• _WHAT TO PRODUCE_
The answer should be every line below, repeated exactly, with the images left out.

• _App and web page records_
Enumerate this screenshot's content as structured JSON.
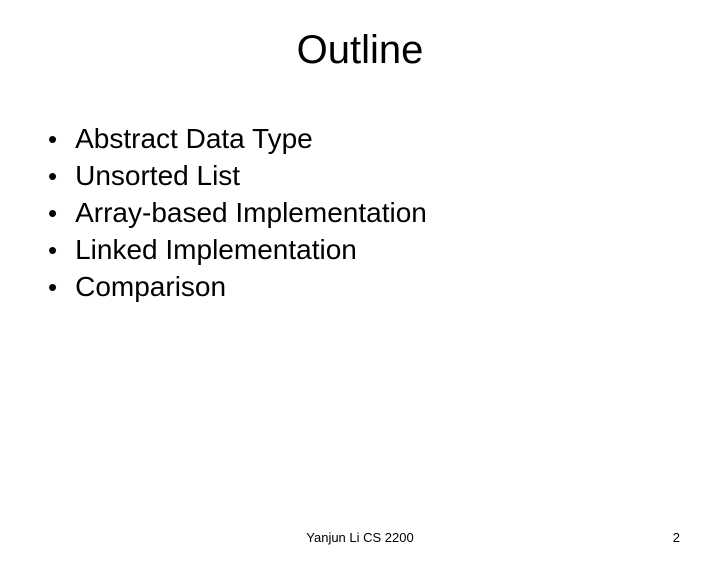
{
  "title": "Outline",
  "bullets": {
    "item0": "Abstract Data Type",
    "item1": "Unsorted List",
    "item2": "Array-based Implementation",
    "item3": "Linked Implementation",
    "item4": "Comparison"
  },
  "footer": {
    "center": "Yanjun Li CS 2200",
    "pageNumber": "2"
  }
}
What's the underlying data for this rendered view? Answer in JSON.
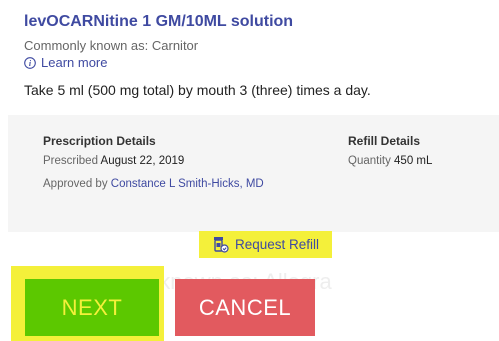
{
  "medication": {
    "name": "levOCARNitine 1 GM/10ML solution",
    "common_name": "Commonly known as: Carnitor",
    "learn_more": "Learn more",
    "sig": "Take 5 ml (500 mg total) by mouth 3 (three) times a day."
  },
  "prescription_details": {
    "heading": "Prescription Details",
    "prescribed_label": "Prescribed",
    "prescribed_date": "August 22, 2019",
    "approved_label": "Approved by",
    "approved_by": "Constance L Smith-Hicks, MD"
  },
  "refill_details": {
    "heading": "Refill Details",
    "quantity_label": "Quantity",
    "quantity_value": "450 mL"
  },
  "actions": {
    "request_refill": "Request Refill",
    "next": "NEXT",
    "cancel": "CANCEL"
  },
  "background_text": "Commonly known as: Allegra",
  "icons": {
    "learn_more": "info-icon",
    "request_refill": "pill-bottle-refill-icon"
  },
  "colors": {
    "link": "#3f4aa1",
    "highlight": "#f4f03a",
    "next": "#5cc800",
    "cancel": "#e25a5f",
    "panel": "#f5f5f5"
  }
}
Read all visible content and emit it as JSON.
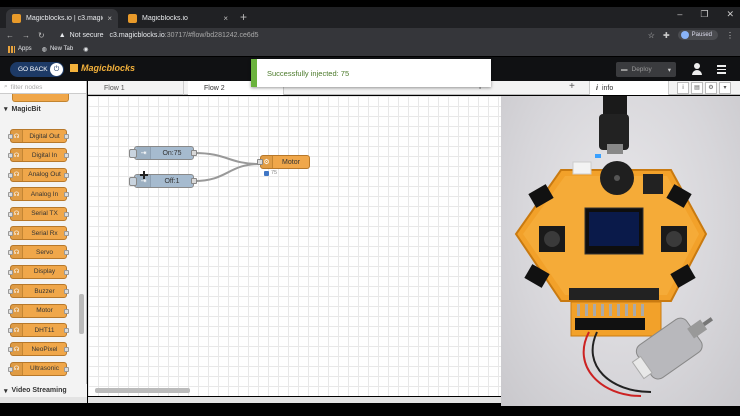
{
  "browser": {
    "tabs": [
      {
        "title": "Magicblocks.io | c3.magicblocks.i",
        "close": "×"
      },
      {
        "title": "Magicblocks.io",
        "close": "×"
      }
    ],
    "new_tab": "+",
    "window_controls": {
      "minimize": "–",
      "maximize": "❐",
      "close": "✕"
    },
    "security_text": "Not secure",
    "url_host": "c3.magicblocks.io",
    "url_path": ":30717/#flow/bd281242.ce6d5",
    "profile_label": "Paused",
    "bookmarks": [
      {
        "label": "Apps"
      },
      {
        "label": "New Tab"
      }
    ]
  },
  "app": {
    "go_back_label": "GO BACK",
    "logo_text": "Magicblocks",
    "deploy_label": "Deploy",
    "toast_message": "Successfully injected: 75"
  },
  "palette": {
    "filter_placeholder": "filter nodes",
    "category": "MagicBit",
    "nodes": [
      "Digital Out",
      "Digital In",
      "Analog Out",
      "Analog In",
      "Serial TX",
      "Serial Rx",
      "Servo",
      "Display",
      "Buzzer",
      "Motor",
      "DHT11",
      "NeoPixel",
      "Ultrasonic"
    ],
    "next_category": "Video Streaming"
  },
  "workspace": {
    "tabs": [
      {
        "label": "Flow 1"
      },
      {
        "label": "Flow 2"
      }
    ],
    "add_flow": "+",
    "flow_nodes": [
      {
        "type": "inject",
        "label": "On:75"
      },
      {
        "type": "inject",
        "label": "Off:1"
      },
      {
        "type": "motor",
        "label": "Motor",
        "status": "75"
      }
    ]
  },
  "sidebar": {
    "tab_label": "info",
    "tab_icon": "i"
  },
  "colors": {
    "node_orange": "#f0a74a",
    "inject_blue": "#a6bbcf",
    "toast_green": "#6bb33d",
    "status_blue": "#3f76c5"
  }
}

• _SOLUTION FOR THIS PROBLEM_
Enumerate this screenshot's content as structured JSON.
{
  "title": "Outline",
  "bullets": {
    "item0": "Abstract Data Type",
    "item1": "Unsorted List",
    "item2": "Array-based Implementation",
    "item3": "Linked Implementation",
    "item4": "Comparison"
  },
  "footer": {
    "center": "Yanjun Li CS 2200",
    "pageNumber": "2"
  }
}
What's the underlying data for this rendered view? Answer in JSON.
{
  "medication": {
    "name": "levOCARNitine 1 GM/10ML solution",
    "common_name": "Commonly known as: Carnitor",
    "learn_more": "Learn more",
    "sig": "Take 5 ml (500 mg total) by mouth 3 (three) times a day."
  },
  "prescription_details": {
    "heading": "Prescription Details",
    "prescribed_label": "Prescribed",
    "prescribed_date": "August 22, 2019",
    "approved_label": "Approved by",
    "approved_by": "Constance L Smith-Hicks, MD"
  },
  "refill_details": {
    "heading": "Refill Details",
    "quantity_label": "Quantity",
    "quantity_value": "450 mL"
  },
  "actions": {
    "request_refill": "Request Refill",
    "next": "NEXT",
    "cancel": "CANCEL"
  },
  "background_text": "Commonly known as: Allegra",
  "icons": {
    "learn_more": "info-icon",
    "request_refill": "pill-bottle-refill-icon"
  },
  "colors": {
    "link": "#3f4aa1",
    "highlight": "#f4f03a",
    "next": "#5cc800",
    "cancel": "#e25a5f",
    "panel": "#f5f5f5"
  }
}
Read all visible content and emit it as JSON.
{
  "browser": {
    "tabs": [
      {
        "title": "Magicblocks.io | c3.magicblocks.i",
        "close": "×"
      },
      {
        "title": "Magicblocks.io",
        "close": "×"
      }
    ],
    "new_tab": "+",
    "window_controls": {
      "minimize": "–",
      "maximize": "❐",
      "close": "✕"
    },
    "security_text": "Not secure",
    "url_host": "c3.magicblocks.io",
    "url_path": ":30717/#flow/bd281242.ce6d5",
    "profile_label": "Paused",
    "bookmarks": [
      {
        "label": "Apps"
      },
      {
        "label": "New Tab"
      }
    ]
  },
  "app": {
    "go_back_label": "GO BACK",
    "logo_text": "Magicblocks",
    "deploy_label": "Deploy",
    "toast_message": "Successfully injected: 75"
  },
  "palette": {
    "filter_placeholder": "filter nodes",
    "category": "MagicBit",
    "nodes": [
      "Digital Out",
      "Digital In",
      "Analog Out",
      "Analog In",
      "Serial TX",
      "Serial Rx",
      "Servo",
      "Display",
      "Buzzer",
      "Motor",
      "DHT11",
      "NeoPixel",
      "Ultrasonic"
    ],
    "next_category": "Video Streaming"
  },
  "workspace": {
    "tabs": [
      {
        "label": "Flow 1"
      },
      {
        "label": "Flow 2"
      }
    ],
    "add_flow": "+",
    "flow_nodes": [
      {
        "type": "inject",
        "label": "On:75"
      },
      {
        "type": "inject",
        "label": "Off:1"
      },
      {
        "type": "motor",
        "label": "Motor",
        "status": "75"
      }
    ]
  },
  "sidebar": {
    "tab_label": "info",
    "tab_icon": "i"
  },
  "colors": {
    "node_orange": "#f0a74a",
    "inject_blue": "#a6bbcf",
    "toast_green": "#6bb33d",
    "status_blue": "#3f76c5"
  }
}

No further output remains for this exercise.